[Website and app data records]
━━━━━━━━━━

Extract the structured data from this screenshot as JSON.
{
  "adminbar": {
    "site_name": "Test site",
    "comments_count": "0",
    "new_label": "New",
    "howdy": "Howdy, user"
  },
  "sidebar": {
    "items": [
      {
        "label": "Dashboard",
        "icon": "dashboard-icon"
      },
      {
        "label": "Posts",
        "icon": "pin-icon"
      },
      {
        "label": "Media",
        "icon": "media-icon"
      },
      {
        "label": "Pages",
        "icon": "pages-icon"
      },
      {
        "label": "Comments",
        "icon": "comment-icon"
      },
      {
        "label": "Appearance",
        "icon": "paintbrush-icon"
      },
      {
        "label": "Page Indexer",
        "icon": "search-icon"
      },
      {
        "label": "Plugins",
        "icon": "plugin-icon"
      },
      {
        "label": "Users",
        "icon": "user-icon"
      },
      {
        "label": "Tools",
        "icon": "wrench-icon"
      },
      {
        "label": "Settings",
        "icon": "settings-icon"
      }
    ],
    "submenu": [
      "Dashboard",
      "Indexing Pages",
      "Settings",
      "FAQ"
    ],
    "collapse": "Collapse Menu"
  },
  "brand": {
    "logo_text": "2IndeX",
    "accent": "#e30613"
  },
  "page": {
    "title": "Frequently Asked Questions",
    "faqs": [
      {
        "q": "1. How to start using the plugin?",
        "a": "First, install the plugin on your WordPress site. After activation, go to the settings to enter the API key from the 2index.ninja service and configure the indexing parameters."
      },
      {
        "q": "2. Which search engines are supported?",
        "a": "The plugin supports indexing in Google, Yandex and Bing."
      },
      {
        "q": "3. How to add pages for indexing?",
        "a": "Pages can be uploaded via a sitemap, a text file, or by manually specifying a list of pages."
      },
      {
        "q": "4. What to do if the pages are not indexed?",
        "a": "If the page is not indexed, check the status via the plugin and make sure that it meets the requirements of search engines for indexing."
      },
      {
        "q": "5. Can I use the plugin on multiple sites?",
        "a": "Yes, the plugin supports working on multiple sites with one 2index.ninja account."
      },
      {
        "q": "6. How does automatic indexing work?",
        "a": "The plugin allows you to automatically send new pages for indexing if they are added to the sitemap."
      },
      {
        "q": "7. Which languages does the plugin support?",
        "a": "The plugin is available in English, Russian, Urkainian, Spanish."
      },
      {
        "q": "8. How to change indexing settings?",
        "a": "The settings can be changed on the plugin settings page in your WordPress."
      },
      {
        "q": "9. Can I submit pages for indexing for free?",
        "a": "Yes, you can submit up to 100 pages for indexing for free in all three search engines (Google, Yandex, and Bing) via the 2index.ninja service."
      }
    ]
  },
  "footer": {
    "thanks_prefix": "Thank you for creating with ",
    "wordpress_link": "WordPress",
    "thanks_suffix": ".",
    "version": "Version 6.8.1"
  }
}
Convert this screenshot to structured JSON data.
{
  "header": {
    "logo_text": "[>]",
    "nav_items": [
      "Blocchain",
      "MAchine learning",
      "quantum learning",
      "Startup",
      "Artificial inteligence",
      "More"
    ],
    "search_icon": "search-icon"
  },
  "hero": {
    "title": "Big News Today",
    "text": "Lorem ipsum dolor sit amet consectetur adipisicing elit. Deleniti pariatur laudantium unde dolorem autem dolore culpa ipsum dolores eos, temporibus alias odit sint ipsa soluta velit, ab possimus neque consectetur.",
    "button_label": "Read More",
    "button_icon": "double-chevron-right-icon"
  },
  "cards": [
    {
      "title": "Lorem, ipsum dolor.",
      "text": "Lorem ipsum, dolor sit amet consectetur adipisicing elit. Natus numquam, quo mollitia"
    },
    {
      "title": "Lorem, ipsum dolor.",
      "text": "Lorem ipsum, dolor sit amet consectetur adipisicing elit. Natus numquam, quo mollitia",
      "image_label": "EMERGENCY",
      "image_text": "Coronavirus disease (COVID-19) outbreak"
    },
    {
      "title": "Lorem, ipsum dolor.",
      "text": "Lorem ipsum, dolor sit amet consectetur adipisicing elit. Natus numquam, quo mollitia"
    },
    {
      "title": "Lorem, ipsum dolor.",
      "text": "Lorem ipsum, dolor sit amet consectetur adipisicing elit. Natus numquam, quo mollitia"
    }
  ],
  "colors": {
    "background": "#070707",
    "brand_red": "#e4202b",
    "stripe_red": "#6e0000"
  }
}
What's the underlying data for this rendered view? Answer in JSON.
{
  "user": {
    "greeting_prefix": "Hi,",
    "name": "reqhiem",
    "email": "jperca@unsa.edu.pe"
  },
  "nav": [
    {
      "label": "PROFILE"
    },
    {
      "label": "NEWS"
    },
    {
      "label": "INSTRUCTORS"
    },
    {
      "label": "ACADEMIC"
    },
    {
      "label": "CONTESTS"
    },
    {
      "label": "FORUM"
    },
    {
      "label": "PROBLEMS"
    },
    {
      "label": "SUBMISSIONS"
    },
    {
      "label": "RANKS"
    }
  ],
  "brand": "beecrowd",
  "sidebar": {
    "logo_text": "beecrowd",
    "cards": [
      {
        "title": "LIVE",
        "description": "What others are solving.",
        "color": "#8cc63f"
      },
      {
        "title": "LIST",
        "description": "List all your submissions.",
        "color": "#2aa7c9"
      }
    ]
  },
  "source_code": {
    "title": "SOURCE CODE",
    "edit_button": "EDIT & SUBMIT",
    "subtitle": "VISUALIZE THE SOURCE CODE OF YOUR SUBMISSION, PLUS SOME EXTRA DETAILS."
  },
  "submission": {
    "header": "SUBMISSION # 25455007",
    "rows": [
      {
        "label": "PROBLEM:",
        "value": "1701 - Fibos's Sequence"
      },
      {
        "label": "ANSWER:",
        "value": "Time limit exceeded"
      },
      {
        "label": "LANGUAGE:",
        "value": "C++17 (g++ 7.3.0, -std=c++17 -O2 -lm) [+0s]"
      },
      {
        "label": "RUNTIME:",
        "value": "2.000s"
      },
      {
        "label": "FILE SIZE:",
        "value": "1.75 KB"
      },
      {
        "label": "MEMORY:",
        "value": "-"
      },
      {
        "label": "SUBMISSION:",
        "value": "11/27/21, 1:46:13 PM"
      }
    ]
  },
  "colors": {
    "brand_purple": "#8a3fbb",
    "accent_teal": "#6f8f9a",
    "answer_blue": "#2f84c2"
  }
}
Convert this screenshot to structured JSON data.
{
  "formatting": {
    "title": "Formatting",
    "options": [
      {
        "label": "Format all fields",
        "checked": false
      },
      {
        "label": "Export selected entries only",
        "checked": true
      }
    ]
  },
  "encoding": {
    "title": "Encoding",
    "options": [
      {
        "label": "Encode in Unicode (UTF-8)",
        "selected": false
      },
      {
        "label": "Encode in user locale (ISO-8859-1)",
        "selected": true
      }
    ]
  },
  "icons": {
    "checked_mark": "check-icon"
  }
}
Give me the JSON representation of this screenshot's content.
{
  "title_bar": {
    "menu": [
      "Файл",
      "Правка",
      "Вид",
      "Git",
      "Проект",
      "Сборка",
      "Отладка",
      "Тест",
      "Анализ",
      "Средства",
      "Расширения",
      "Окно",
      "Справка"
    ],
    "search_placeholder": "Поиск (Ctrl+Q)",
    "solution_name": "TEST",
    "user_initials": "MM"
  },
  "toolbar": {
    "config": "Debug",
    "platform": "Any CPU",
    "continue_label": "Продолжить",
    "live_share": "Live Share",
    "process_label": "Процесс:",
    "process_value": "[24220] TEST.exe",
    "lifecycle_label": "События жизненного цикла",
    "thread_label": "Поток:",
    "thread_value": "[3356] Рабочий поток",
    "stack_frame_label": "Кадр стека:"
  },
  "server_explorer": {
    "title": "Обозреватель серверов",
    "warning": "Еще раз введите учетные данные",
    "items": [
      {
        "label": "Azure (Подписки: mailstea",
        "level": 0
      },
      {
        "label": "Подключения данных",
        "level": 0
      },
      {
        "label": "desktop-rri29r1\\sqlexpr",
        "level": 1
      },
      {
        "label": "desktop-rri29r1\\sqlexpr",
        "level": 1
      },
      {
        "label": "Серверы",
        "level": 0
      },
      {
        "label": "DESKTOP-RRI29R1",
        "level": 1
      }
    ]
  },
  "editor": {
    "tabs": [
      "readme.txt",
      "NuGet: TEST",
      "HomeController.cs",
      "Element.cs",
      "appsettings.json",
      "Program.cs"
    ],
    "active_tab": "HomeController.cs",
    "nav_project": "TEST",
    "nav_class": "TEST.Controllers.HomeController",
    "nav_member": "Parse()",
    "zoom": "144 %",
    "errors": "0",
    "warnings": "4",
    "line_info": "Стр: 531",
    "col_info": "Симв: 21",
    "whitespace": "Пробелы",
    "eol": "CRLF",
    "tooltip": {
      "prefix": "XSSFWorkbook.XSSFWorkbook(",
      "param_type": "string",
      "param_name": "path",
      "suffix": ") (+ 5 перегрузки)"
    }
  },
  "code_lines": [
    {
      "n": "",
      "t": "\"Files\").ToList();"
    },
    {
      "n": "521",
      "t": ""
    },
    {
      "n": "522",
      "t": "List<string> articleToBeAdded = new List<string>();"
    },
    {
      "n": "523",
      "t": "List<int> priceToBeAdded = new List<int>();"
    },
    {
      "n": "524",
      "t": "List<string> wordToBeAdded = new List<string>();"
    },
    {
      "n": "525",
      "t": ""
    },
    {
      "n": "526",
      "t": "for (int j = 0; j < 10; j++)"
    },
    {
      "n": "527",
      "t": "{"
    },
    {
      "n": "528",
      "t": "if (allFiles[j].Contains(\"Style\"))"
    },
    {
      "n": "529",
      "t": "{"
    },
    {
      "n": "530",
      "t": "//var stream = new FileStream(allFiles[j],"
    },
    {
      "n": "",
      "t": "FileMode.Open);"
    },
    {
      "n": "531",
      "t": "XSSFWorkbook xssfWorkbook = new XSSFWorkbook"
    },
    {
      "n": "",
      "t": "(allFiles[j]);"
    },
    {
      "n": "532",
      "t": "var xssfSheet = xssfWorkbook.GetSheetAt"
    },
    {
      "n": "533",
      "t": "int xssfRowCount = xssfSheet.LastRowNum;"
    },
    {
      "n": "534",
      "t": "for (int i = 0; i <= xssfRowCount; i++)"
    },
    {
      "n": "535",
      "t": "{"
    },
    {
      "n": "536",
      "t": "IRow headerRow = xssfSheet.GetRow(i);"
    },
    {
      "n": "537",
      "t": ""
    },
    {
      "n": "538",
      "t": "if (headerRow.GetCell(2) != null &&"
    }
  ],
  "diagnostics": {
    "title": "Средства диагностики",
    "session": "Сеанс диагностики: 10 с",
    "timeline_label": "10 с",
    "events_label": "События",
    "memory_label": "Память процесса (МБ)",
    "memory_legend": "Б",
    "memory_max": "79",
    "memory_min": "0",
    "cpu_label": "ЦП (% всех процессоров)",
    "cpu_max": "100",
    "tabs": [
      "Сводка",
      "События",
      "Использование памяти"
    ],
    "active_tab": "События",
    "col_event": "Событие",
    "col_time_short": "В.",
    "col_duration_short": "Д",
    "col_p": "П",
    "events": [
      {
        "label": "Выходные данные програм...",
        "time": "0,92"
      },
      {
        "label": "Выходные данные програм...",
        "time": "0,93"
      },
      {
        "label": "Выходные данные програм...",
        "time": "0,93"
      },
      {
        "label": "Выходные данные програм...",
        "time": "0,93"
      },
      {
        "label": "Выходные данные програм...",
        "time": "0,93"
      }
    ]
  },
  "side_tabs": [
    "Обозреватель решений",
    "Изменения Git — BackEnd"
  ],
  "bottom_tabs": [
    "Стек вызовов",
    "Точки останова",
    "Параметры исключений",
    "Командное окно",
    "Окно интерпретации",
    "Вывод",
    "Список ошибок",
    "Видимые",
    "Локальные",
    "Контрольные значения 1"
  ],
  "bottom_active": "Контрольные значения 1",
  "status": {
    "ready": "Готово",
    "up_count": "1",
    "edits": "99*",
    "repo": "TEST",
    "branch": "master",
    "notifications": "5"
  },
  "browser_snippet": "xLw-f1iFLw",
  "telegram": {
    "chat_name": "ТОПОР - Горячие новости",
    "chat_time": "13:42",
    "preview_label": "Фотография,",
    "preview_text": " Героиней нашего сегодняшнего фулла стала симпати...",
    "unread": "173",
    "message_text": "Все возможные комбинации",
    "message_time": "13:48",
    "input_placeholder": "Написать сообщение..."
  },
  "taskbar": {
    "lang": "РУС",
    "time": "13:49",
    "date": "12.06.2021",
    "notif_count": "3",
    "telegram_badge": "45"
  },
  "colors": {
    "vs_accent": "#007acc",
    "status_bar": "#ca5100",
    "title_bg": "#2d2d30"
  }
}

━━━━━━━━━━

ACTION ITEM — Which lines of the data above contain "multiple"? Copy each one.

TASK SOLUTION —
        "q": "5. Can I use the plugin on multiple sites?",
        "a": "Yes, the plugin supports working on multiple sites with one 2index.ninja account."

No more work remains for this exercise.